20 December 2017, by Desmond Rutledge
Florea Gusa v Minister for Social Protection, Ireland, Attorney General, Case C‑442/16, J.L. da Cruz Vilaça, A. Tizzano, E. Levits, A. Borg Barthet and M. Berger, CJEU (Fifth Chamber), 20 December 2017
The claimant was a Romanian national who entered the territory of Ireland in October 2007.
From October 2008 until October 2012, he worked as a self-employed plasterer and, on that basis, paid taxes in Ireland, as well as pay-related social insurance and other levies on his income.
In October 2012, he ceased working due to an absence of work caused by the economic downturn in Ireland, and registered as a jobseeker with the relevant Irish authorities.
His application for jobseeker’s allowance was refused on the basis that the provision for retaining worker status under Article 7(3)(b) of Direction 2004/38 only applied to employed persons and excludes those who have worked as self-employed persons.

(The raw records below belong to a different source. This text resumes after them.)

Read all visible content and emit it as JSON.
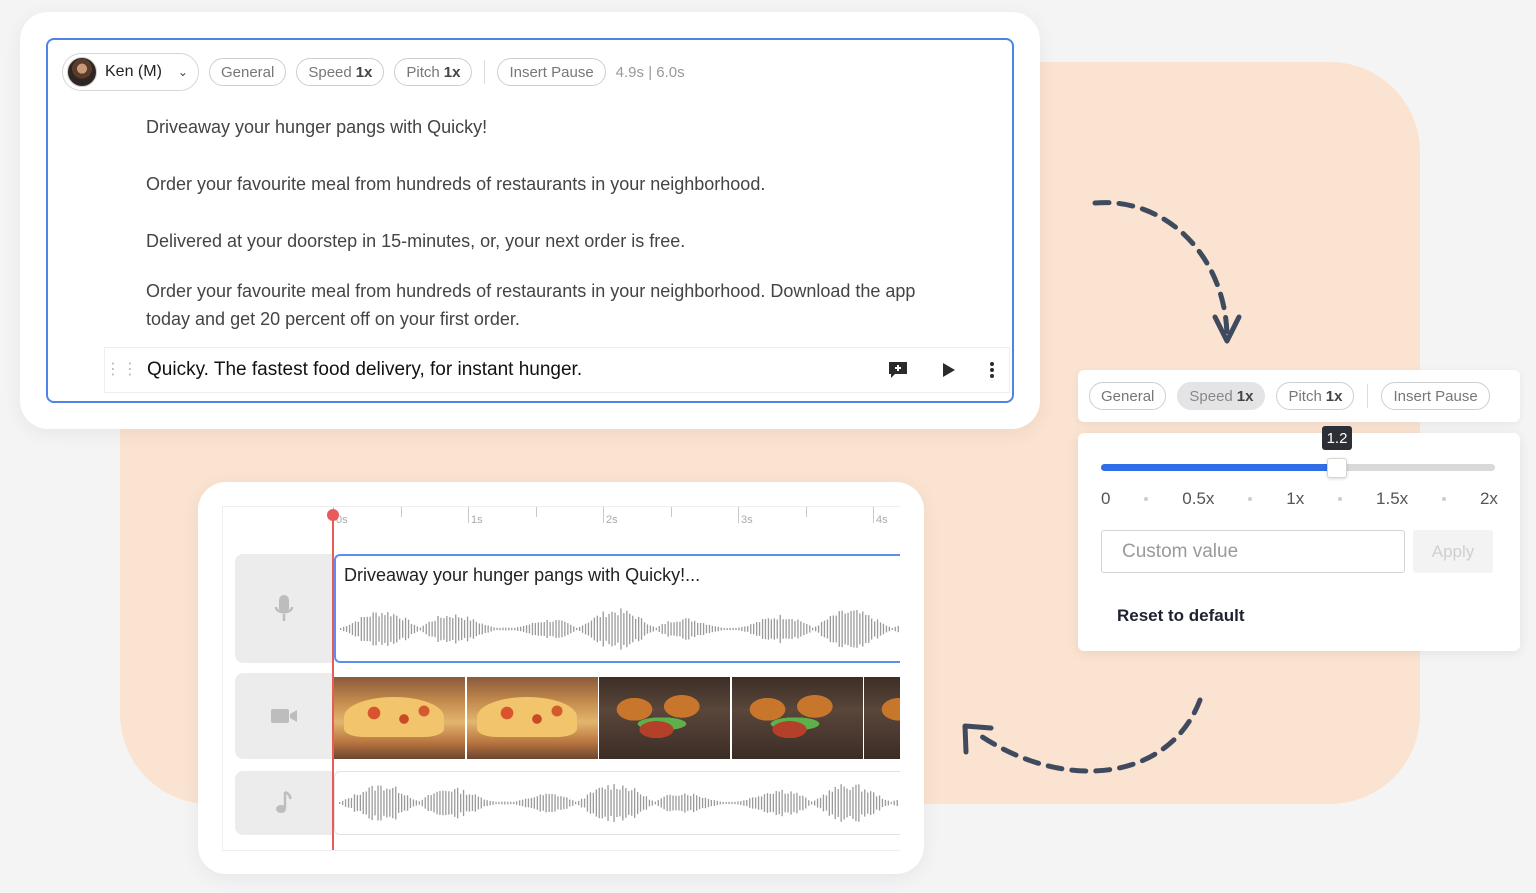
{
  "editor": {
    "voice_name": "Ken (M)",
    "tabs": [
      {
        "label": "General",
        "value": ""
      },
      {
        "label": "Speed",
        "value": "1x"
      },
      {
        "label": "Pitch",
        "value": "1x"
      }
    ],
    "insert_pause_label": "Insert Pause",
    "timing": "4.9s | 6.0s",
    "paragraphs": [
      "Driveaway your hunger pangs with Quicky!",
      "Order your favourite meal from hundreds of restaurants in your neighborhood.",
      "Delivered at your doorstep in 15-minutes, or, your next order is free.",
      "Order your favourite meal from hundreds of restaurants in your neighborhood. Download the app today and get 20 percent off on your first order."
    ],
    "active_line": "Quicky. The fastest food delivery, for instant hunger."
  },
  "speed_panel": {
    "tabs": [
      {
        "label": "General",
        "value": ""
      },
      {
        "label": "Speed",
        "value": "1x",
        "active": true
      },
      {
        "label": "Pitch",
        "value": "1x"
      }
    ],
    "insert_pause_label": "Insert Pause",
    "slider_value": "1.2",
    "slider_min": 0,
    "slider_max": 2,
    "tick_labels": [
      "0",
      "0.5x",
      "1x",
      "1.5x",
      "2x"
    ],
    "custom_placeholder": "Custom value",
    "apply_label": "Apply",
    "reset_label": "Reset to default",
    "accent_color": "#2f6ee6"
  },
  "timeline": {
    "ruler_labels": [
      "0s",
      "1s",
      "2s",
      "3s",
      "4s"
    ],
    "voice_clip_title": "Driveaway your hunger pangs with Quicky!...",
    "tracks": [
      {
        "icon": "microphone-icon"
      },
      {
        "icon": "video-camera-icon"
      },
      {
        "icon": "music-note-icon"
      }
    ],
    "video_frames": [
      "pizza",
      "pizza",
      "hotdog-burger",
      "hotdog-burger",
      "hotdog-burger"
    ],
    "playhead_color": "#e85b5b"
  }
}
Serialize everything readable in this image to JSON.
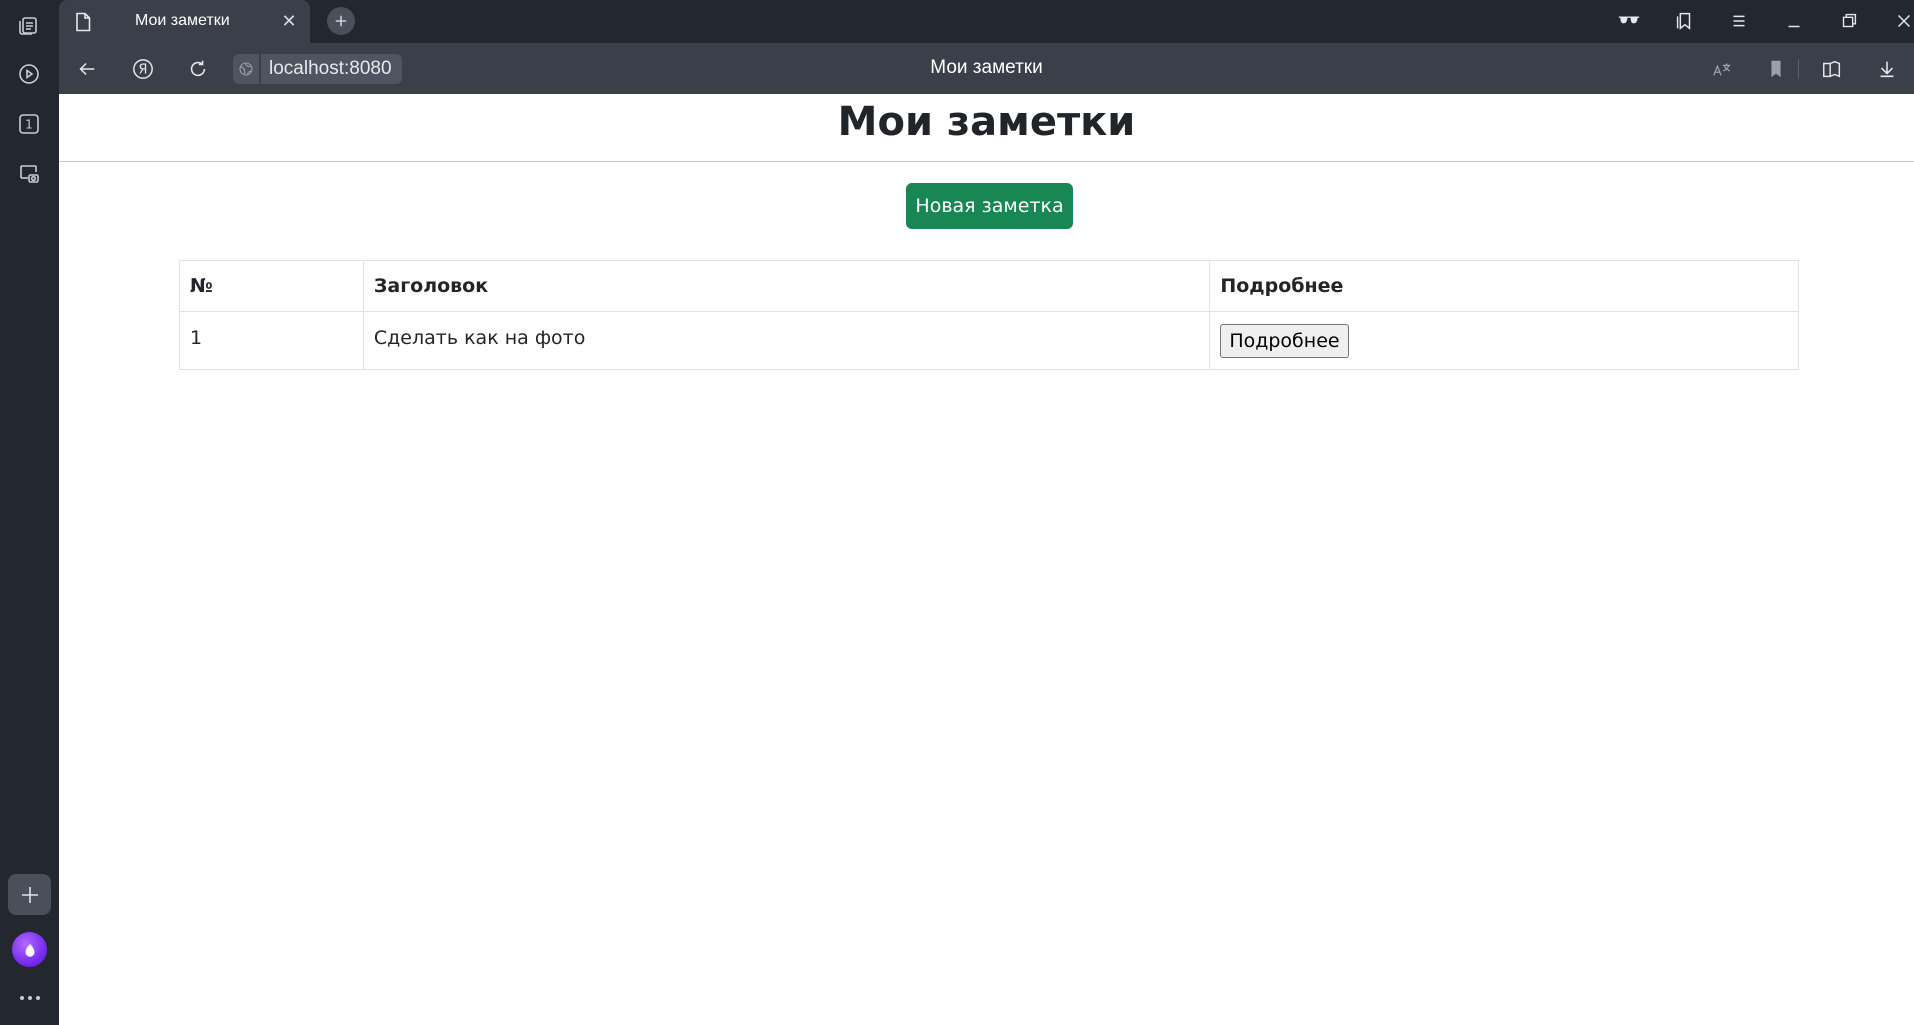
{
  "browser": {
    "tab": {
      "title": "Мои заметки"
    },
    "address": {
      "url": "localhost:8080"
    },
    "page_title": "Мои заметки",
    "sidebar_tab_count": "1"
  },
  "page": {
    "heading": "Мои заметки",
    "new_note_button": "Новая заметка",
    "table": {
      "headers": [
        "№",
        "Заголовок",
        "Подробнее"
      ],
      "rows": [
        {
          "num": "1",
          "title": "Сделать как на фото",
          "action": "Подробнее"
        }
      ]
    }
  },
  "colors": {
    "chrome_dark": "#23272f",
    "chrome_mid": "#3b3f4a",
    "success_green": "#198754"
  }
}
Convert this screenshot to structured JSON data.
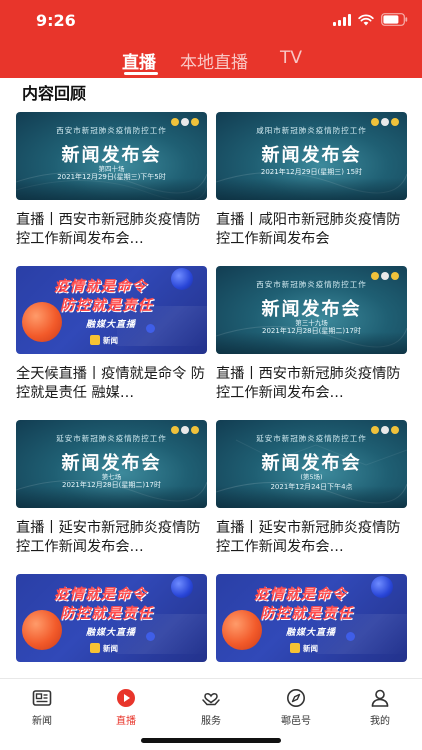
{
  "status_bar": {
    "time": "9:26"
  },
  "tabs": [
    {
      "label": "直播",
      "active": true
    },
    {
      "label": "本地直播",
      "active": false
    },
    {
      "label": "TV",
      "active": false
    }
  ],
  "section_title": "内容回顾",
  "colors": {
    "brand_red": "#e8352b",
    "conf_teal": "#1f5f73",
    "camp_blue": "#3149b8"
  },
  "cards": [
    {
      "type": "conference",
      "thumb": {
        "org": "西安市新冠肺炎疫情防控工作",
        "main": "新闻发布会",
        "session": "第四十场",
        "date": "2021年12月29日(星期三)下午5时"
      },
      "title": "直播丨西安市新冠肺炎疫情防控工作新闻发布会…"
    },
    {
      "type": "conference",
      "thumb": {
        "org": "咸阳市新冠肺炎疫情防控工作",
        "main": "新闻发布会",
        "session": "",
        "date": "2021年12月29日(星期三) 15时"
      },
      "title": "直播丨咸阳市新冠肺炎疫情防控工作新闻发布会"
    },
    {
      "type": "campaign",
      "thumb": {
        "slogan1": "疫情就是命令",
        "slogan2": "防控就是责任",
        "media": "融媒大直播",
        "logo": "新闻"
      },
      "title": "全天候直播丨疫情就是命令 防控就是责任 融媒…"
    },
    {
      "type": "conference",
      "thumb": {
        "org": "西安市新冠肺炎疫情防控工作",
        "main": "新闻发布会",
        "session": "第三十九场",
        "date": "2021年12月28日(星期二)17时"
      },
      "title": "直播丨西安市新冠肺炎疫情防控工作新闻发布会…"
    },
    {
      "type": "conference",
      "thumb": {
        "org": "延安市新冠肺炎疫情防控工作",
        "main": "新闻发布会",
        "session": "第七场",
        "date": "2021年12月28日(星期二)17时"
      },
      "title": "直播丨延安市新冠肺炎疫情防控工作新闻发布会…"
    },
    {
      "type": "conference",
      "thumb": {
        "org": "延安市新冠肺炎疫情防控工作",
        "main": "新闻发布会",
        "session": "(第5场)",
        "date": "2021年12月24日下午4点"
      },
      "title": "直播丨延安市新冠肺炎疫情防控工作新闻发布会…"
    },
    {
      "type": "campaign",
      "thumb": {
        "slogan1": "疫情就是命令",
        "slogan2": "防控就是责任",
        "media": "融媒大直播",
        "logo": "新闻"
      },
      "title": ""
    },
    {
      "type": "campaign",
      "thumb": {
        "slogan1": "疫情就是命令",
        "slogan2": "防控就是责任",
        "media": "融媒大直播",
        "logo": "新闻"
      },
      "title": ""
    }
  ],
  "bottom_nav": [
    {
      "label": "新闻",
      "icon": "news-icon",
      "active": false
    },
    {
      "label": "直播",
      "icon": "live-play-icon",
      "active": true
    },
    {
      "label": "服务",
      "icon": "service-hands-icon",
      "active": false
    },
    {
      "label": "鄠邑号",
      "icon": "compass-icon",
      "active": false
    },
    {
      "label": "我的",
      "icon": "profile-icon",
      "active": false
    }
  ]
}
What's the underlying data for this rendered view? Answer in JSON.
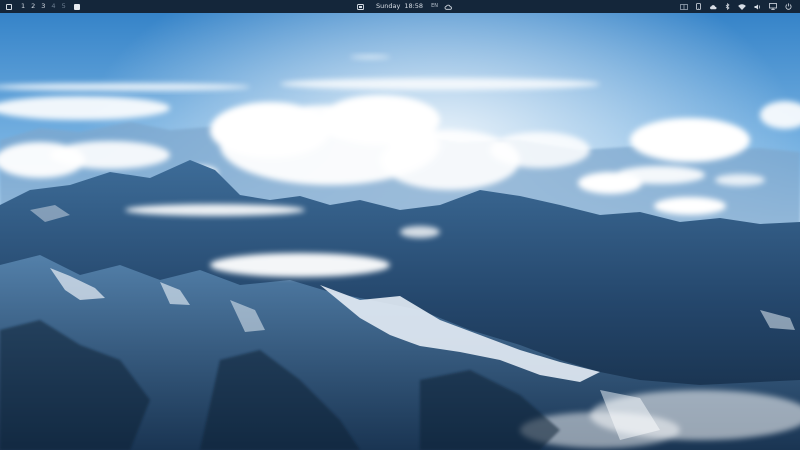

The Supreme Court (Ireland) made a reference to the Court of Justice of the European Union (CJEU) asking whether someone in the claimant’s position retained the status of a self-employed person under Article 7(1)(a) of Directive 2004/38, pursuant to Article 7(3)(b) or otherwise.
The CJEU in its judgment noted that:
- (i). the phrase “after having been employed” was used in the English-language version of Article 7(3)(b) but other language versions were formulated in more neutral terms, relating to a person who had been in an “‘occupational activity”;
- (ii). the Directive drew a distinction between economically active citizens and inactive citizens and students (article 7(1) but it did not draw a distinction between citizens working as employed persons and those working as self-employed persons.
Against this background the CJEU concluded that an interpretation of Article 7(3)(b) which only covered those who had worked as employed persons and which excluded those who had worked as self-employed persons would run counter to the objectives of the Directive. Moreover, such an interpretation would introduce an unjustified difference in the treatment between the two categories of persons:
“Such a difference in treatment would be particularly unjustified in so far as it would lead to a person who has been self-employed for more than one year in the host Member State, and who has contributed to that Member State’s social security and tax system by paying taxes, rates and other charges on his income, being treated in the same way as a first-time jobseeker in that Member State who has never carried on an economic activity in that State and has never contributed to that system.
It follows from all of the foregoing that a person who has ceased to work in a self-employed capacity, because of an absence of work owing to reasons beyond his control, after having carried on that activity for more than one year, is, like a person who has involuntarily lost his job after being employed for that period, eligible for the protection afforded by Article 7(3)(b) of Directive 2004/38. As set out in that provision, that cessation of activity must be duly recorded” (paras 44-45).
The Court of Justice of the European Union’s judgment is available here: Florea Gusa v Minister for Social Protection, Ireland, Attorney General, Case C‑442/16
The effect of the ruling is that EU citizens who cease self-employment due to circumstances beyond their control, who then register as unemployed, can now access income-based Jobseeker’s Allowance or Universal Credit as someone who has retained their worker status, and hence their right to reside. R(Tilianu) v Secretary of State for Work and Pensions  EWCA Civ 1397 should no longer be followed.